Performs general least squares fitting of basis functions using singular value decomposition.
SVDDIV(A, y, tol)
(coef, coefstd) = SVDDIV(A, y, tol)
A 
 
An input array, the basis function design matrix. 
y 
 
An input series, the Y output. 
tol 
 
Optional. A real, the threshold at which to zero out singular values. If not specified, all singular values are used. 
A series, the fitted coefficients.
(coef, coefstd) = SVDDIV(A, y, tol) returns the fitted coefficients and the standard deviation of the coefficients.
x = {1, 1, 1.5, 3};
y = {6, 2, 2.25, 6};
c1 = polyfit(y, x, 2);
c2 = svddiv(ravel(ones(length(x),1), x, x^2), y);
c1 == c2 == {3, 2, 1};
The first method uses POLYFIT to fit a quadratic polynomial to the data points. As shown, SVDDIV produces the same result. The fitted equation becomes:
W1: gnorm(100,.01)
W2: 5*W1 + 3*sin(W1)  2*exp(W1*W1)
W3: ravel(W1, sin(W1), exp(W1*W1))
W4: svddiv(W3, W2)
W4 == {5, 3, 2}, the coefficients of W2.
In this example, we wish to find the coefficients of the relation:
Notice that although each term is not necessarily linear, the equation as a whole is a linear combination of terms. SVDDIV solves the set of simultaneous equations to yield:
Consider the problem of fitting a set of data points to a model that is a linear combination of functions, called basis functions:
The basis functions themselves are not required to be linear, only the dependence on the coefficients c_{k} is linear.
By employing the method of least squares, we wish to find the coefficients that minimize the sum of the squares of the differences between the data points and the fitted results:
where N is the number of data points and M is the number of basis functions. We define the NxM design matrix:
where the design matrix has the form:
Each column of the design matrix is a basis function evaluated at the known x values.
We also define the output vector y of length N as:
With these matrix definitions, we restate the least squares criteria as finding the coefficient vector c that minimizes:
This quantity is minimized to 0 when:
SVDDIV solves the over determined set of simultaneous equations as specified by A and y. Given the matrix equation:
A *^ c = y
SVDDIV calculates:
c = V *^ (1/W) *^ (transpose(U) *^ y)
where
A = U *^ W *^ transpose(V)
as calculated by SVD. By specifying TOL, singular values less than TOL are eliminated and SVDDIV essentially calculates a least squares fit. A typical value for TOL is EPS. See [1] for further details.
Although computationally intensive, SVDDIV is particularly useful when the least squares set of equations is illconditioned and susceptible to roundoff errors.
See LINFIT for a least squares method that uses faster QR decomposition, direct normal equations or SVD and a discussion of the normal equations of the least squares problem.
See DADiSP/MatrixXL to significantly optimize SVDDIV.
[1] 
Press, Flannery, Teukolsky, Vetterling 

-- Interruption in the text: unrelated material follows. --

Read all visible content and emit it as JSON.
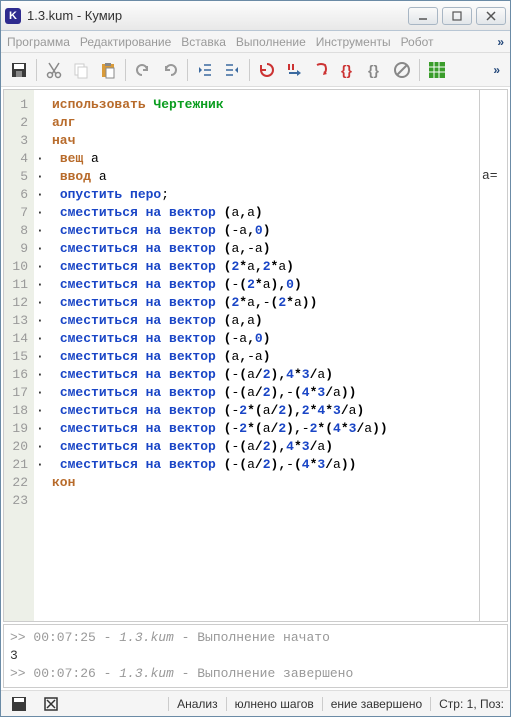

Numerical Recipes in C 

Cambridge Press, 1988 

pp. 407552